= Work order =
Retyping the data exactly is the task. Include every line.

[Stored entries]

--- START ---

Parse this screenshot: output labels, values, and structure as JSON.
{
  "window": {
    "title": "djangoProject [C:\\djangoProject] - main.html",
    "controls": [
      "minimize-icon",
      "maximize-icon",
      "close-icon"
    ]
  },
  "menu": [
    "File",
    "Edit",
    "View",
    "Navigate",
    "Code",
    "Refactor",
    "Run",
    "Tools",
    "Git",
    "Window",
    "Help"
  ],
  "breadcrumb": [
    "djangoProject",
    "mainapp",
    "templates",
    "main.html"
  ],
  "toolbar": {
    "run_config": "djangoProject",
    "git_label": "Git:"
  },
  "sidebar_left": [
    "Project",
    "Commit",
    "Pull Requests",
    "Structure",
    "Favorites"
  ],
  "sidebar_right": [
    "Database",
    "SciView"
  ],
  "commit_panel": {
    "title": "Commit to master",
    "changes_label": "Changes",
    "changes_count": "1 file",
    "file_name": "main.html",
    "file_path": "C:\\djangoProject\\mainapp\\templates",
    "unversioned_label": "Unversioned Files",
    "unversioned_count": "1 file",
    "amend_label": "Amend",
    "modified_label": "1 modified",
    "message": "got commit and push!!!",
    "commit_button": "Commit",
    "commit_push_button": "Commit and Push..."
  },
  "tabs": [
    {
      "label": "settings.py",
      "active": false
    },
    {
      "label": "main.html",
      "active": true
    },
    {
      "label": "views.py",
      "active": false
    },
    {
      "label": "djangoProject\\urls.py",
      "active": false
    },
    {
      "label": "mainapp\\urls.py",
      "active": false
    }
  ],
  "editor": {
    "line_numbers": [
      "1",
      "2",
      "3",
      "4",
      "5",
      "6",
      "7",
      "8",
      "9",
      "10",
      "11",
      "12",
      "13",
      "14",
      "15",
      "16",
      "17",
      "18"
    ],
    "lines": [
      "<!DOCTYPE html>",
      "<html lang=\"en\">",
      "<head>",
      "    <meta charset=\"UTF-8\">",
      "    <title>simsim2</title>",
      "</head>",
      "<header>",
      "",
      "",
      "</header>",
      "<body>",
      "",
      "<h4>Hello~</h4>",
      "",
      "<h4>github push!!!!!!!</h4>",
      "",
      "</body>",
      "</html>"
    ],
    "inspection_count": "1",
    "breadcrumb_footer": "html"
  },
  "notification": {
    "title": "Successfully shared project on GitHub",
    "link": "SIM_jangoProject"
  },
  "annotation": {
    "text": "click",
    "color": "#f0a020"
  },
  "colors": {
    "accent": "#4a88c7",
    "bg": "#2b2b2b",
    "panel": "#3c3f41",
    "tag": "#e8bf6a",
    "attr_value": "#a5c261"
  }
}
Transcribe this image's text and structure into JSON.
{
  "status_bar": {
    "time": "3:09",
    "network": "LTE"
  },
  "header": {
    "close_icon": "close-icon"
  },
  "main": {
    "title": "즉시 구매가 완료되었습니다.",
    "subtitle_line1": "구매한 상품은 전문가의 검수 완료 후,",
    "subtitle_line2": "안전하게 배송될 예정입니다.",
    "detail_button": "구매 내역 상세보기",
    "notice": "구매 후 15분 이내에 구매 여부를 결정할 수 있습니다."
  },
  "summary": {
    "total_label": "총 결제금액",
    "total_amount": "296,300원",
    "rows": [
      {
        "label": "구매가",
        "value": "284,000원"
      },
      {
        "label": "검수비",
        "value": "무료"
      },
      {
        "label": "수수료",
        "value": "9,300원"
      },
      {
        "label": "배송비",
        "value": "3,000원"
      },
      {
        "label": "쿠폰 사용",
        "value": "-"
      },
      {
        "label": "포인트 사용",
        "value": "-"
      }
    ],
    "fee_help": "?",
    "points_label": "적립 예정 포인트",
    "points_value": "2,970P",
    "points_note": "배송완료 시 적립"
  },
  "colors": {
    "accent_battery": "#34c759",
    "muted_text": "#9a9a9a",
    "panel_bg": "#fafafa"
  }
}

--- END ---

= Completed task =
Parse this screenshot: output labels, values, and structure as JSON.
{
  "window": {
    "title": "djangoProject [C:\\djangoProject] - main.html",
    "controls": [
      "minimize-icon",
      "maximize-icon",
      "close-icon"
    ]
  },
  "menu": [
    "File",
    "Edit",
    "View",
    "Navigate",
    "Code",
    "Refactor",
    "Run",
    "Tools",
    "Git",
    "Window",
    "Help"
  ],
  "breadcrumb": [
    "djangoProject",
    "mainapp",
    "templates",
    "main.html"
  ],
  "toolbar": {
    "run_config": "djangoProject",
    "git_label": "Git:"
  },
  "sidebar_left": [
    "Project",
    "Commit",
    "Pull Requests",
    "Structure",
    "Favorites"
  ],
  "sidebar_right": [
    "Database",
    "SciView"
  ],
  "commit_panel": {
    "title": "Commit to master",
    "changes_label": "Changes",
    "changes_count": "1 file",
    "file_name": "main.html",
    "file_path": "C:\\djangoProject\\mainapp\\templates",
    "unversioned_label": "Unversioned Files",
    "unversioned_count": "1 file",
    "amend_label": "Amend",
    "modified_label": "1 modified",
    "message": "got commit and push!!!",
    "commit_button": "Commit",
    "commit_push_button": "Commit and Push..."
  },
  "tabs": [
    {
      "label": "settings.py",
      "active": false
    },
    {
      "label": "main.html",
      "active": true
    },
    {
      "label": "views.py",
      "active": false
    },
    {
      "label": "djangoProject\\urls.py",
      "active": false
    },
    {
      "label": "mainapp\\urls.py",
      "active": false
    }
  ],
  "editor": {
    "line_numbers": [
      "1",
      "2",
      "3",
      "4",
      "5",
      "6",
      "7",
      "8",
      "9",
      "10",
      "11",
      "12",
      "13",
      "14",
      "15",
      "16",
      "17",
      "18"
    ],
    "lines": [
      "<!DOCTYPE html>",
      "<html lang=\"en\">",
      "<head>",
      "    <meta charset=\"UTF-8\">",
      "    <title>simsim2</title>",
      "</head>",
      "<header>",
      "",
      "",
      "</header>",
      "<body>",
      "",
      "<h4>Hello~</h4>",
      "",
      "<h4>github push!!!!!!!</h4>",
      "",
      "</body>",
      "</html>"
    ],
    "inspection_count": "1",
    "breadcrumb_footer": "html"
  },
  "notification": {
    "title": "Successfully shared project on GitHub",
    "link": "SIM_jangoProject"
  },
  "annotation": {
    "text": "click",
    "color": "#f0a020"
  },
  "colors": {
    "accent": "#4a88c7",
    "bg": "#2b2b2b",
    "panel": "#3c3f41",
    "tag": "#e8bf6a",
    "attr_value": "#a5c261"
  }
}
Transcribe this image's text and structure into JSON.
{
  "status_bar": {
    "time": "3:09",
    "network": "LTE"
  },
  "header": {
    "close_icon": "close-icon"
  },
  "main": {
    "title": "즉시 구매가 완료되었습니다.",
    "subtitle_line1": "구매한 상품은 전문가의 검수 완료 후,",
    "subtitle_line2": "안전하게 배송될 예정입니다.",
    "detail_button": "구매 내역 상세보기",
    "notice": "구매 후 15분 이내에 구매 여부를 결정할 수 있습니다."
  },
  "summary": {
    "total_label": "총 결제금액",
    "total_amount": "296,300원",
    "rows": [
      {
        "label": "구매가",
        "value": "284,000원"
      },
      {
        "label": "검수비",
        "value": "무료"
      },
      {
        "label": "수수료",
        "value": "9,300원"
      },
      {
        "label": "배송비",
        "value": "3,000원"
      },
      {
        "label": "쿠폰 사용",
        "value": "-"
      },
      {
        "label": "포인트 사용",
        "value": "-"
      }
    ],
    "fee_help": "?",
    "points_label": "적립 예정 포인트",
    "points_value": "2,970P",
    "points_note": "배송완료 시 적립"
  },
  "colors": {
    "accent_battery": "#34c759",
    "muted_text": "#9a9a9a",
    "panel_bg": "#fafafa"
  }
}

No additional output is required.